Sri Lanka face fast-bowling questions
Heading into the two-Test series with New Zealand, Sri Lanka have the visitors beaten on paper in most aspects. A man-for-man comparison of the two top sixes might show that only Sri Lanka's opener, Tharanga Paranavitana, fails to command better numbers than his opposite. The chasm in quality is almost as wide among the spinners. Rangana Herath has bowled several match-turning spells for Sri Lanka in the last 12 months, both home and away, but Jeetan Patel's only five-wicket haul came in 2008. For all Kruger van Wyk's fight, Prasanna Jayawardene is more assured behind the stumps and with the bat, and Mahela Jayawardene remains at least as good as Ross Taylor in the slips.
Where Sri Lanka are soundly bested though, is in the pace bowling department. Since Chaminda Vaas retired in 2009, several bowlers have been tried, retried and jettisoned, without anyone making a sustained claim for the position of fast-bowling spearhead. Left-armer Thilan Thushara was Sri Lanka's great hope for a while, before his form and confidence fell away rapidly in 2010. Dilhara Fernando has appeared intermittently, but has done little to prove he is fit for Tests, or international cricket at all, and Suranga Lakmal was largely underwhelming before getting injured.
The fast bowlers currently in the squad do not inspire much more confidence. Chanaka Welegedara came closest to donning the spearhead's mantle when he had a number of encouraging outings in 2011, but he has also been listless in other spells, and is coming back from injury to boot. Nuwan Kulasekara is a fine limited-overs bowler, but in Tests, when the ball loses its shine and there is little swing on offer, he becomes very hittable at 130 kph. Dhammika Prasad suffers from the opposite ailment; he has pace, but not much else. And as promising as Shaminda Eranga has been, he has played too little international cricket to prove he can be Sri Lanka's pace panacea.

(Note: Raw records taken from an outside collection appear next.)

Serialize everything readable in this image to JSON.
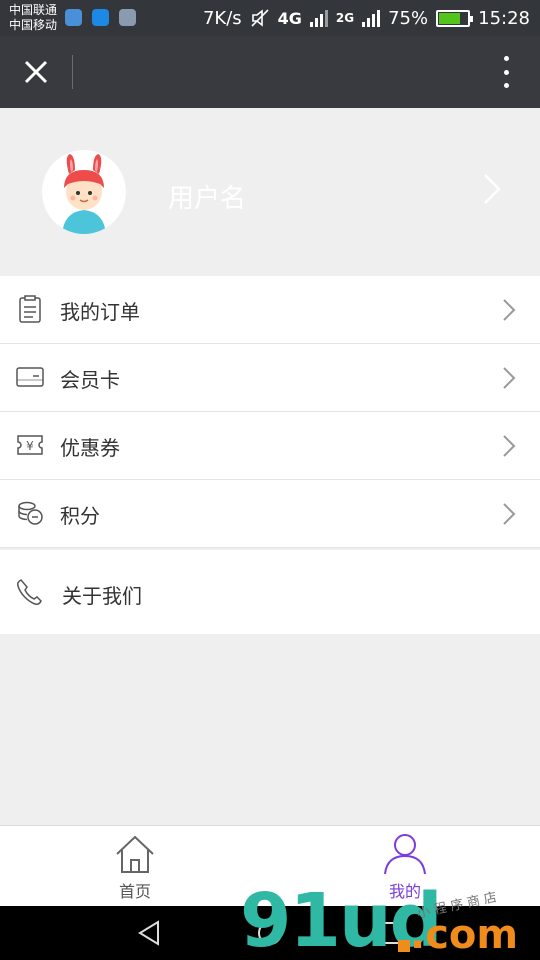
{
  "status_bar": {
    "carrier_1": "中国联通",
    "carrier_2": "中国移动",
    "speed": "7K/s",
    "network_1": "4G",
    "network_2": "2G",
    "battery_level": 75,
    "battery_text": "75%",
    "time": "15:28"
  },
  "header": {
    "close_icon": "close-icon",
    "more_icon": "more-vertical-icon"
  },
  "profile": {
    "username": "用户名",
    "avatar": "bunny-hat-avatar"
  },
  "menu": {
    "items": [
      {
        "label": "我的订单",
        "icon": "order-list-icon"
      },
      {
        "label": "会员卡",
        "icon": "member-card-icon"
      },
      {
        "label": "优惠券",
        "icon": "coupon-icon"
      },
      {
        "label": "积分",
        "icon": "points-coins-icon"
      }
    ],
    "about": {
      "label": "关于我们",
      "icon": "phone-icon"
    }
  },
  "tabbar": {
    "tabs": [
      {
        "label": "首页",
        "icon": "home-icon",
        "active": false
      },
      {
        "label": "我的",
        "icon": "user-icon",
        "active": true
      }
    ],
    "active_color": "#7c3ddc"
  },
  "watermark": {
    "brand": "91ud",
    "suffix": ".com",
    "tagline": "小程序商店"
  },
  "colors": {
    "status_bar": "#33363b",
    "app_bar": "#393a3f",
    "background": "#efefef",
    "accent": "#7c3ddc"
  }
}
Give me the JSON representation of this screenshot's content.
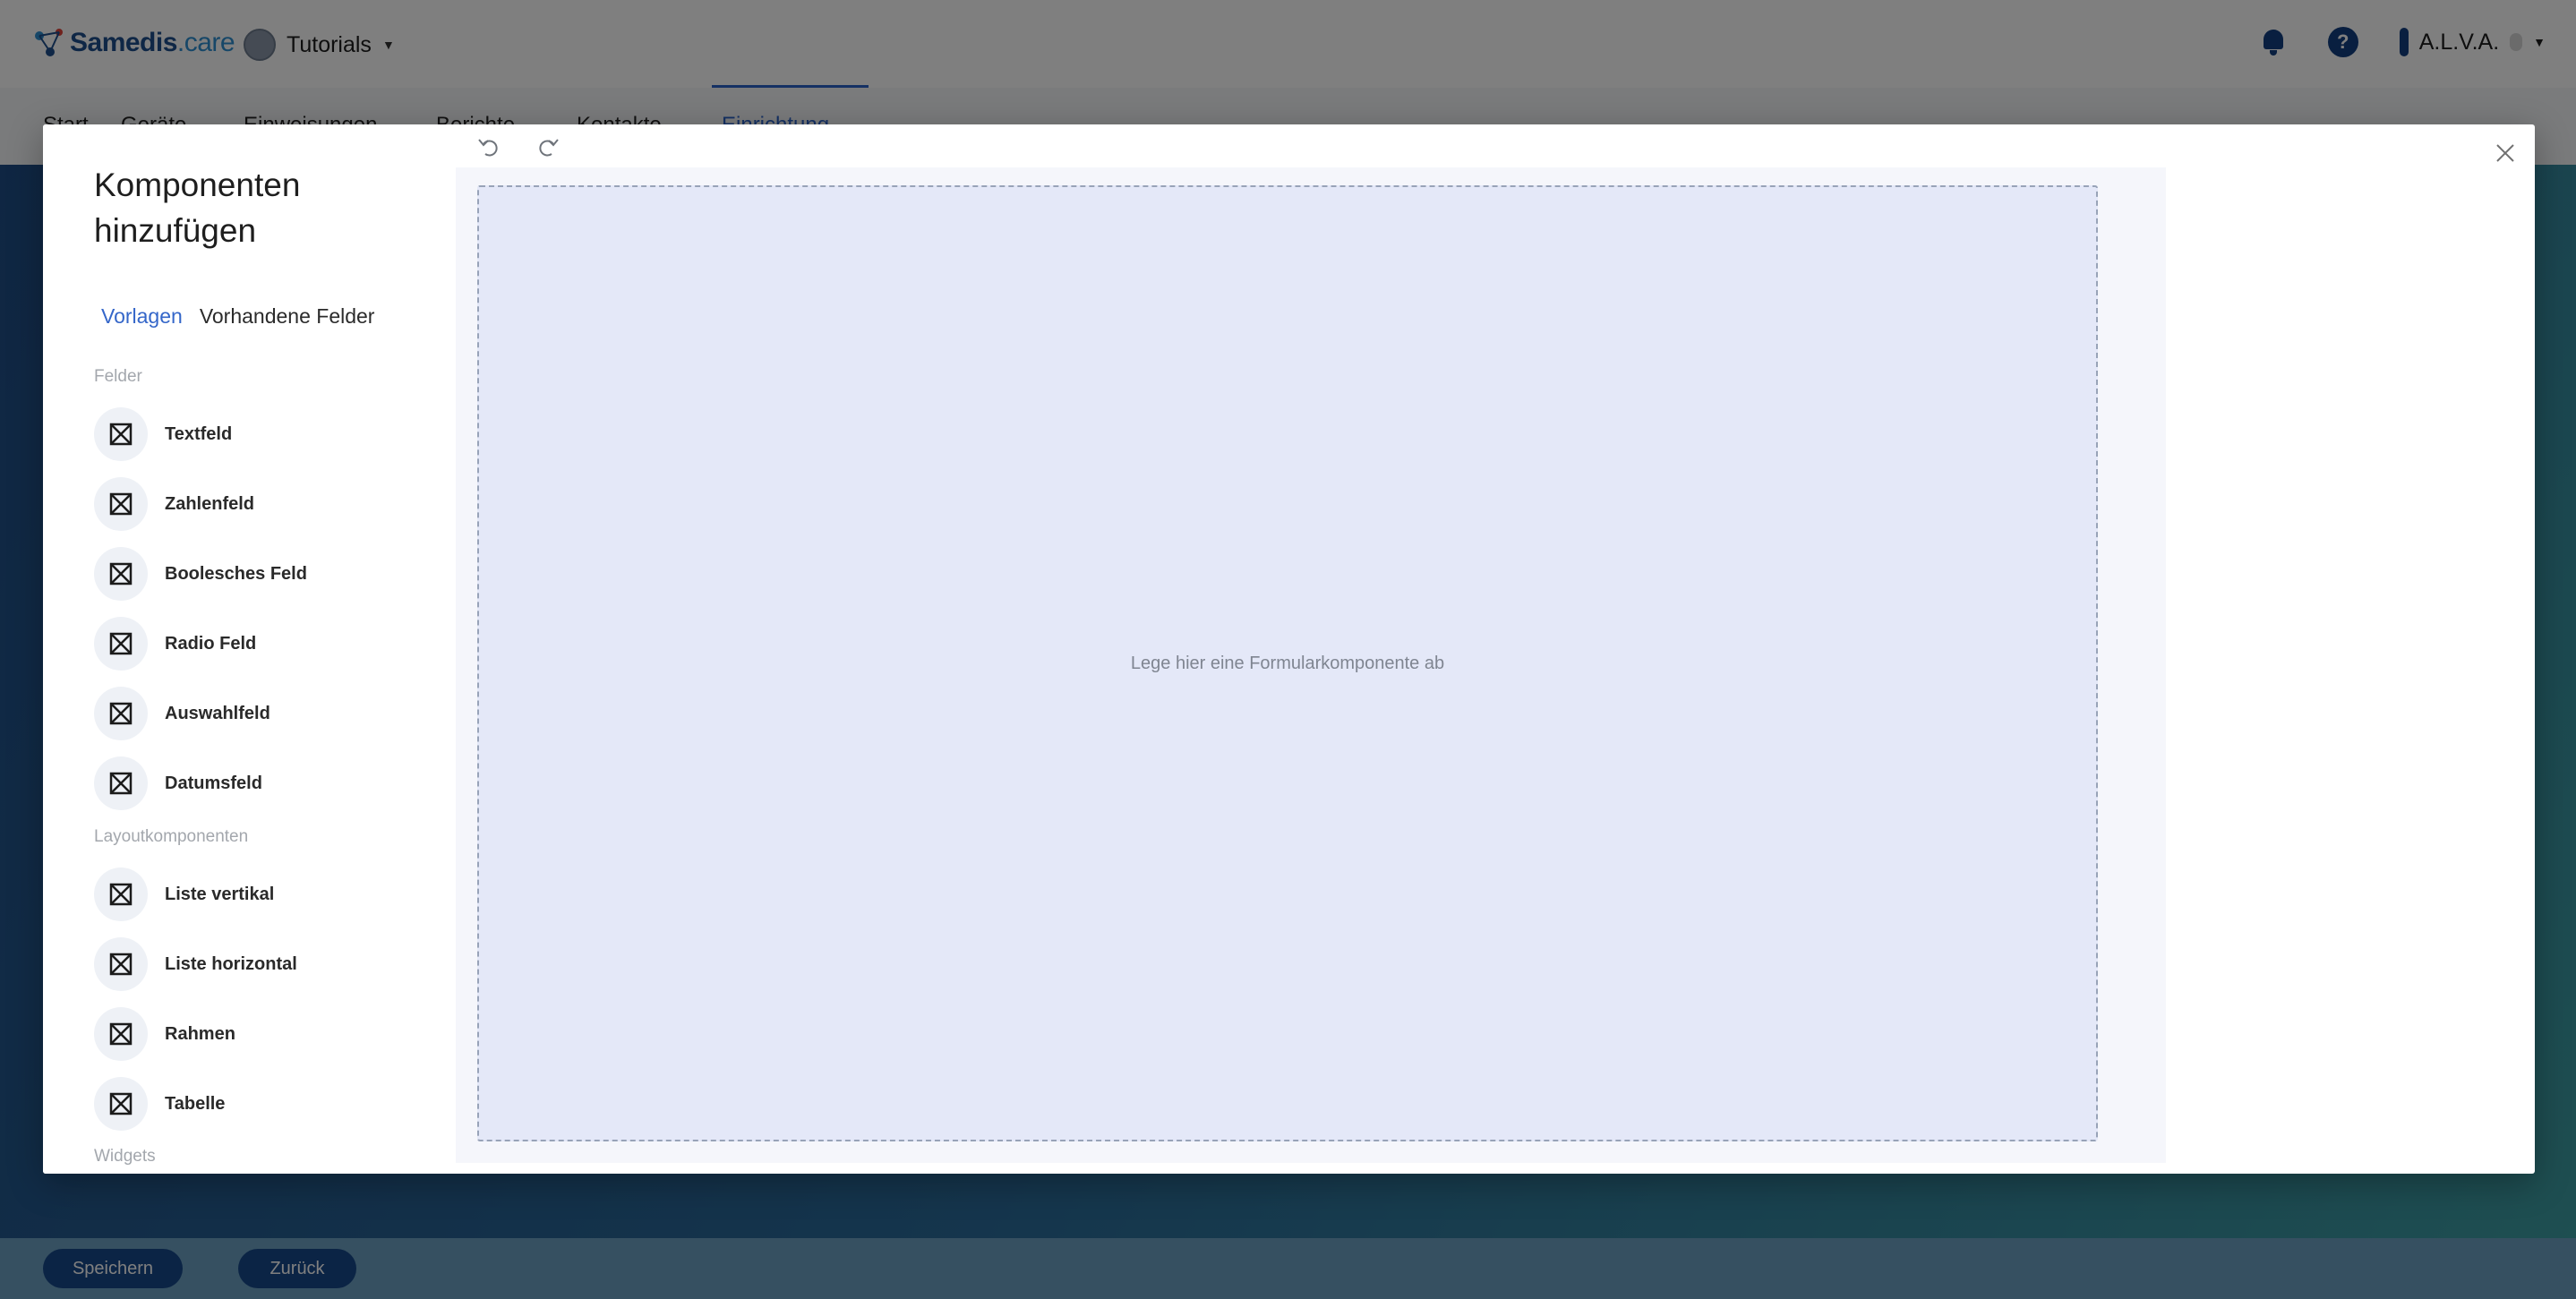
{
  "app": {
    "logo_main": "Samedis",
    "logo_suffix": ".care",
    "tenant": "Tutorials",
    "user": "A.L.V.A.",
    "help_glyph": "?",
    "nav_tabs": [
      "Start",
      "Geräte",
      "Einweisungen",
      "Berichte",
      "Kontakte",
      "Einrichtung"
    ],
    "active_tab": "Einrichtung",
    "footer": {
      "save_label": "Speichern",
      "back_label": "Zurück"
    }
  },
  "modal": {
    "title": "Komponenten hinzufügen",
    "tabs": [
      {
        "label": "Vorlagen",
        "active": true
      },
      {
        "label": "Vorhandene Felder",
        "active": false
      }
    ],
    "sections": [
      {
        "label": "Felder",
        "items": [
          "Textfeld",
          "Zahlenfeld",
          "Boolesches Feld",
          "Radio Feld",
          "Auswahlfeld",
          "Datumsfeld"
        ]
      },
      {
        "label": "Layoutkomponenten",
        "items": [
          "Liste vertikal",
          "Liste horizontal",
          "Rahmen",
          "Tabelle"
        ]
      },
      {
        "label": "Widgets",
        "items": []
      }
    ],
    "dropzone_hint": "Lege hier eine Formularkomponente ab"
  },
  "icons": {
    "undo": "undo-icon",
    "redo": "redo-icon",
    "close": "close-icon",
    "component": "placeholder-box-icon",
    "notifications": "bell-icon",
    "help": "help-icon"
  },
  "colors": {
    "accent": "#3466c9",
    "brand_dark": "#123f80",
    "dropzone_bg": "#e4e8f8"
  }
}
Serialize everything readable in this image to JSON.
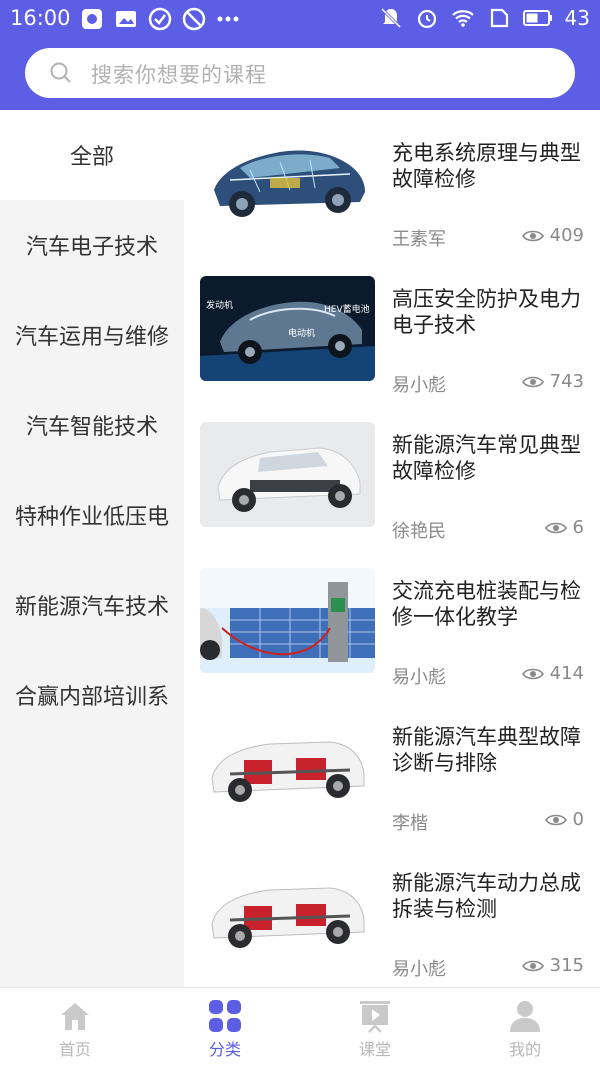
{
  "status_bar": {
    "time": "16:00",
    "battery": "43"
  },
  "search": {
    "placeholder": "搜索你想要的课程"
  },
  "sidebar": {
    "items": [
      {
        "label": "全部"
      },
      {
        "label": "汽车电子技术"
      },
      {
        "label": "汽车运用与维修"
      },
      {
        "label": "汽车智能技术"
      },
      {
        "label": "特种作业低压电"
      },
      {
        "label": "新能源汽车技术"
      },
      {
        "label": "合赢内部培训系"
      }
    ]
  },
  "courses": [
    {
      "title": "充电系统原理与典型故障检修",
      "author": "王素军",
      "views": "409"
    },
    {
      "title": "高压安全防护及电力电子技术",
      "author": "易小彪",
      "views": "743",
      "image_labels": [
        "发动机",
        "HEV蓄电池",
        "电动机"
      ]
    },
    {
      "title": "新能源汽车常见典型故障检修",
      "author": "徐艳民",
      "views": "6"
    },
    {
      "title": "交流充电桩装配与检修一体化教学",
      "author": "易小彪",
      "views": "414"
    },
    {
      "title": "新能源汽车典型故障诊断与排除",
      "author": "李楷",
      "views": "0"
    },
    {
      "title": "新能源汽车动力总成拆装与检测",
      "author": "易小彪",
      "views": "315"
    }
  ],
  "tabbar": {
    "tabs": [
      {
        "label": "首页",
        "icon": "home-icon"
      },
      {
        "label": "分类",
        "icon": "category-icon"
      },
      {
        "label": "课堂",
        "icon": "classroom-icon"
      },
      {
        "label": "我的",
        "icon": "profile-icon"
      }
    ]
  },
  "colors": {
    "accent": "#5c5ee6",
    "sidebar_bg": "#f4f4f4",
    "muted_text": "#8a8a8a",
    "inactive_tab": "#b8b8b8"
  }
}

The problem for Sri Lanka is at domestic and school level, where pitches conducive to movement are scarce, and tracks with pace and bounce even rarer. To bowl fast in Sri Lanka is to toil while the spinners reap, and though some international cricket venues have suddenly become havens of swing and seam, first-class pitches remain tiresome for the quick men.
The fast bowlers in the national side however, cannot use poor pitches as an excuse for mediocrity, particularly with the challenges that loom in Australia. After the New Zealand series, Sri Lanka depart for their most high profile tour in years. Their first Test assignment is at Hobart, which was a greentop the last time a Test was played there, and has barely settled down since the square was relaid earlier this year. Sri Lanka's seam bowlers may get away with allowing the spinners to paper over their failures at home, but unless they take major strides in the Tests against New Zealand, they will be exposed by Australian pitches and a batting unit that has recently quelled the threat of even the most potent pace attack - South Africa.
Sri Lanka's fast bowlers may have a difficult beginning to the series in Galle, where spinners often rule, but if the November rains have livened up the surface, they may enjoy some assistance. A better measure of their worth, and a more accurate gauge of their prospects down under, will come in the second Test at the P Sara Oval, which has long been the most seam friendly Test venue in the country - though perhaps now, it has been pipped by Pallekele. Sri Lanka have only one warm up match in Australia, and the pace and bounce in the P Sara pitch might go some way to deciding which of Sri Lanka's fast men will take the field in Hobart.
New Zealand's more obvious batting weakness may be against spin, but as they proved in Hamilton earlier this year - again, against South Africa - they can be just as susceptible to fast bowling of high quality. If Sri Lanka's pace battery can emerge from this series having made significant contributions to a series win, they will have given themselves form and momentum, and some hope of taking their side to a first ever Test victory in Australia. If they cannot, Sri Lanka's campaign in Australia could well be stillborn.
Andrew Fernando is ESPNcricinfo's correspondent in Sri Lanka